Patent Citations
Cited PatentFiling datePublication dateApplicantTitle
US1777097 *Feb 19, 1925Sep 30, 1930Marvin C TongerPower plant
US1854615 *May 9, 1930Apr 19, 1932Robert E LasleyPower plant
US1857556 *May 31, 1928May 10, 1932Edley Lasley RobertPower plant
US2056198 *Aug 18, 1934Oct 6, 1936Robert E LasleyPower plant
US2096184 *Jul 16, 1935Oct 19, 1937Robert E LasleyPower plant
US2131047 *Apr 21, 1934Sep 27, 1938Holzwarth Gas Turbine CoMethod and apparatus for controlling the ignition in explosion chambers
US2195025 *Jul 8, 1936Mar 26, 1940Arthur Couzinet Rene AlexandreGas turbine
US2280447 *Oct 13, 1939Apr 21, 1942Pearce Jr George WJet compressor for power plants
US2303381 *Apr 18, 1941Dec 1, 1942Westinghouse Electric & Mfg CoGas turbine power plant and method
Referenced by
Citing PatentFiling datePublication dateApplicantTitle
US2986882 *Jun 27, 1955Jun 6, 1961Pavlecka Vladimir HSub-atmospheric gas turbine circuits
US2990685 *Jul 7, 1959Jul 4, 1961Hoover Jr Robert JImpulse-type gas turbine power plant
US3037345 *May 6, 1957Jun 5, 1962Sonnefeld GeorgGas turbine system with feedback cycle
US3969892 *Nov 26, 1971Jul 20, 1976General Motors CorporationCombustion system
DE943386C *Mar 19, 1952May 17, 1956Hans Petersen Dipl IngBrennkraft-Luftverdichter mit achsparallelen Zylindergruppen und freifliegenden Kolben
Classifications
U.S. Classification60/39.53, 60/729, 417/159, 60/595, 60/39.182, 60/39.52

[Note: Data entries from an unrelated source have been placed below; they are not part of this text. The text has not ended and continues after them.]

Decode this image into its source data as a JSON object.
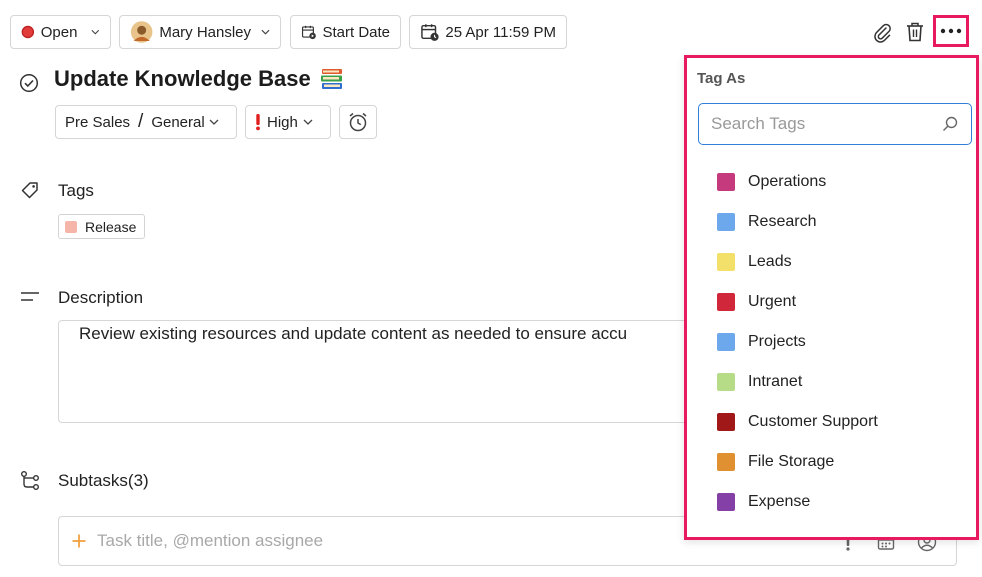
{
  "toolbar": {
    "status_label": "Open",
    "assignee_name": "Mary Hansley",
    "start_date_label": "Start Date",
    "due_date_label": "25 Apr 11:59 PM"
  },
  "task": {
    "title": "Update Knowledge Base",
    "project": "Pre Sales",
    "separator": "/",
    "list": "General",
    "priority": "High"
  },
  "tags_section": {
    "label": "Tags",
    "tags": [
      {
        "label": "Release",
        "color": "#f5b5a8"
      }
    ]
  },
  "description_section": {
    "label": "Description",
    "text": "Review existing resources and update content as needed to ensure accu"
  },
  "subtasks_section": {
    "label": "Subtasks(3)",
    "placeholder": "Task title, @mention assignee"
  },
  "tag_menu": {
    "title": "Tag As",
    "search_placeholder": "Search Tags",
    "items": [
      {
        "label": "Operations",
        "color": "#c43a7c"
      },
      {
        "label": "Research",
        "color": "#6ea8ec"
      },
      {
        "label": "Leads",
        "color": "#f2e06a"
      },
      {
        "label": "Urgent",
        "color": "#d0283a"
      },
      {
        "label": "Projects",
        "color": "#6ea8ec"
      },
      {
        "label": "Intranet",
        "color": "#b6dc88"
      },
      {
        "label": "Customer Support",
        "color": "#a01818"
      },
      {
        "label": "File Storage",
        "color": "#e09030"
      },
      {
        "label": "Expense",
        "color": "#8540a8"
      }
    ]
  },
  "colors": {
    "highlight": "#e8195e",
    "search_border": "#2f7fd9",
    "status_dot": "#e23b3b",
    "priority_icon": "#e02020",
    "add_icon": "#f0a040"
  }
}
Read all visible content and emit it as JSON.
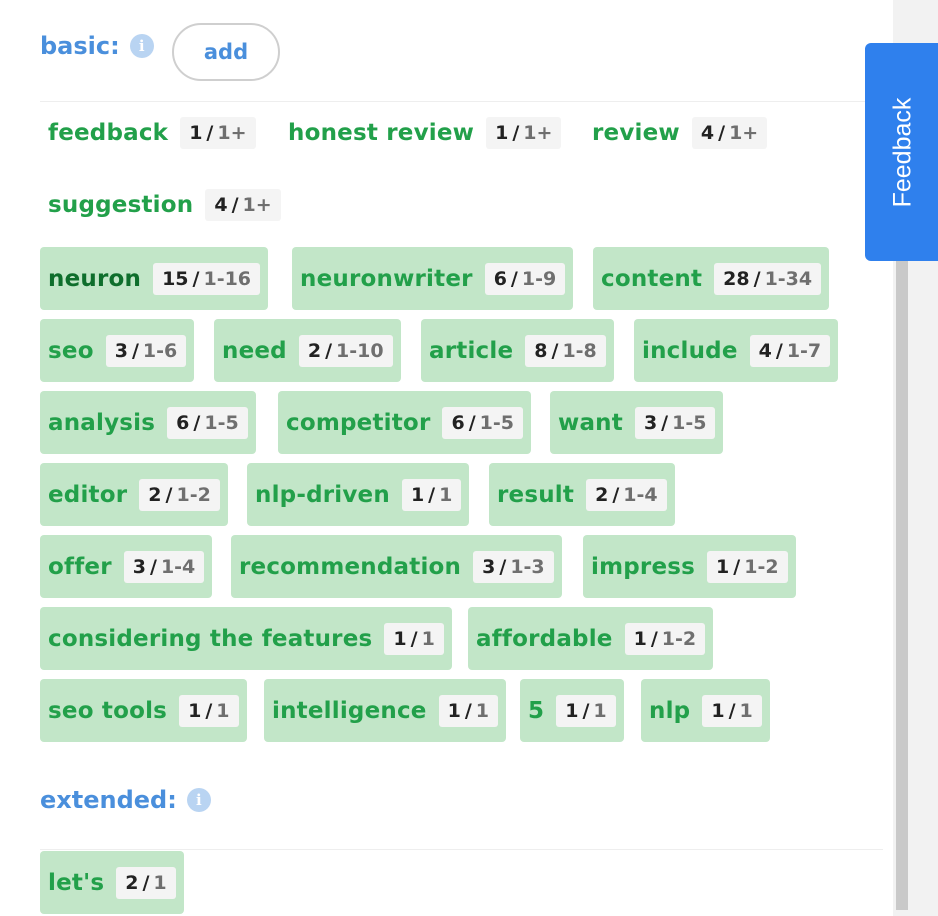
{
  "basic": {
    "heading": "basic:",
    "info_icon": "info-icon",
    "add_label": "add"
  },
  "extended": {
    "heading": "extended:",
    "info_icon": "info-icon"
  },
  "feedback_tab": {
    "label": "Feedback"
  },
  "colors": {
    "accent": "#4a8fdc",
    "tag_bg": "#c2e6c8",
    "term_green": "#22a04a",
    "term_dark": "#0e6e2c",
    "feedback_blue": "#2f80ed"
  },
  "plain_terms": [
    {
      "term": "feedback",
      "used": "1",
      "range": "1+"
    },
    {
      "term": "honest review",
      "used": "1",
      "range": "1+"
    },
    {
      "term": "review",
      "used": "4",
      "range": "1+"
    },
    {
      "term": "suggestion",
      "used": "4",
      "range": "1+"
    }
  ],
  "basic_terms": [
    {
      "term": "neuron",
      "used": "15",
      "range": "1-16"
    },
    {
      "term": "neuronwriter",
      "used": "6",
      "range": "1-9"
    },
    {
      "term": "content",
      "used": "28",
      "range": "1-34"
    },
    {
      "term": "seo",
      "used": "3",
      "range": "1-6"
    },
    {
      "term": "need",
      "used": "2",
      "range": "1-10"
    },
    {
      "term": "article",
      "used": "8",
      "range": "1-8"
    },
    {
      "term": "include",
      "used": "4",
      "range": "1-7"
    },
    {
      "term": "analysis",
      "used": "6",
      "range": "1-5"
    },
    {
      "term": "competitor",
      "used": "6",
      "range": "1-5"
    },
    {
      "term": "want",
      "used": "3",
      "range": "1-5"
    },
    {
      "term": "editor",
      "used": "2",
      "range": "1-2"
    },
    {
      "term": "nlp-driven",
      "used": "1",
      "range": "1"
    },
    {
      "term": "result",
      "used": "2",
      "range": "1-4"
    },
    {
      "term": "offer",
      "used": "3",
      "range": "1-4"
    },
    {
      "term": "recommendation",
      "used": "3",
      "range": "1-3"
    },
    {
      "term": "impress",
      "used": "1",
      "range": "1-2"
    },
    {
      "term": "considering the features",
      "used": "1",
      "range": "1"
    },
    {
      "term": "affordable",
      "used": "1",
      "range": "1-2"
    },
    {
      "term": "seo tools",
      "used": "1",
      "range": "1"
    },
    {
      "term": "intelligence",
      "used": "1",
      "range": "1"
    },
    {
      "term": "5",
      "used": "1",
      "range": "1"
    },
    {
      "term": "nlp",
      "used": "1",
      "range": "1"
    }
  ],
  "extended_terms": [
    {
      "term": "let's",
      "used": "2",
      "range": "1"
    }
  ]
}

International ClassificationF02C3/00, F02C3/32
Cooperative ClassificationF02C3/32
European ClassificationF02C3/32